The Country’s partisan nature is even more pronounced in the media than anywhere else. Apart from a very few individual media houses in the country, the rest are either pro-NPP or pro-NDC news papers, radio stations, or TV stations. The crack between the pro-NPP and pro-NDC media is so deep that all of them are willing to do whatever it takes to defend their respective parties. A typical example is the Kufour hair salon loan. Even thought all the evidence pointed to the fact that the government made serious mistakes, and as a result the state lost some money. It did not prevent Kwaku Baaku, and the pro-NPP media from projecting the position of the Kufour administration as if it were the only truth. Control the two leading parties in Ghana, and you have the majority of the media under your armpit.

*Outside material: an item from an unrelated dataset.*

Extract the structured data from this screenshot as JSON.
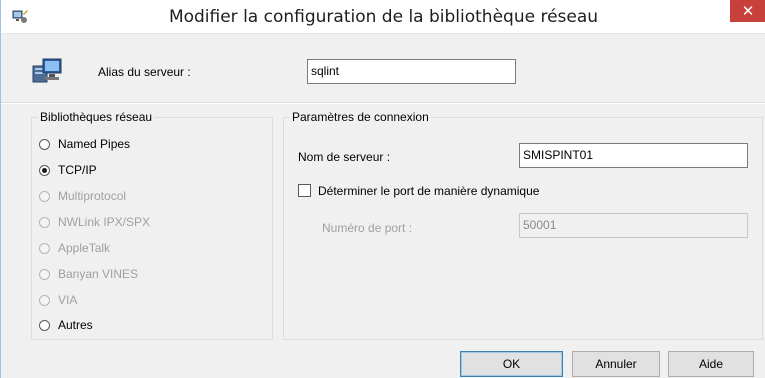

Ghana’s very loose political party financing laws make this scenario a possibility rather than a remote hypothesis. Parties will always find ways to finance their campaigns. This will provide an opening for the oil corporations to invest and later entrench their power position.
Corporate control of political process is not a new phenomenon. Even in advanced democracies with a very independent and sophisticated media, corporations have often been able to use its lobbing powers to control certain government agenda. It is very easy for international oil corporations or even foreign governments to control a country’s resources by simply controlling its political players; thus creating a reverse Neocolonialism, a government by the people but for the masters. Democracy, it seems, could turn out to be the very reason why the oil find that has the potential of creating “A new Ghanaian Century,” could as well be a rational for a century of corruption of unimaginable proportions. ….to be continue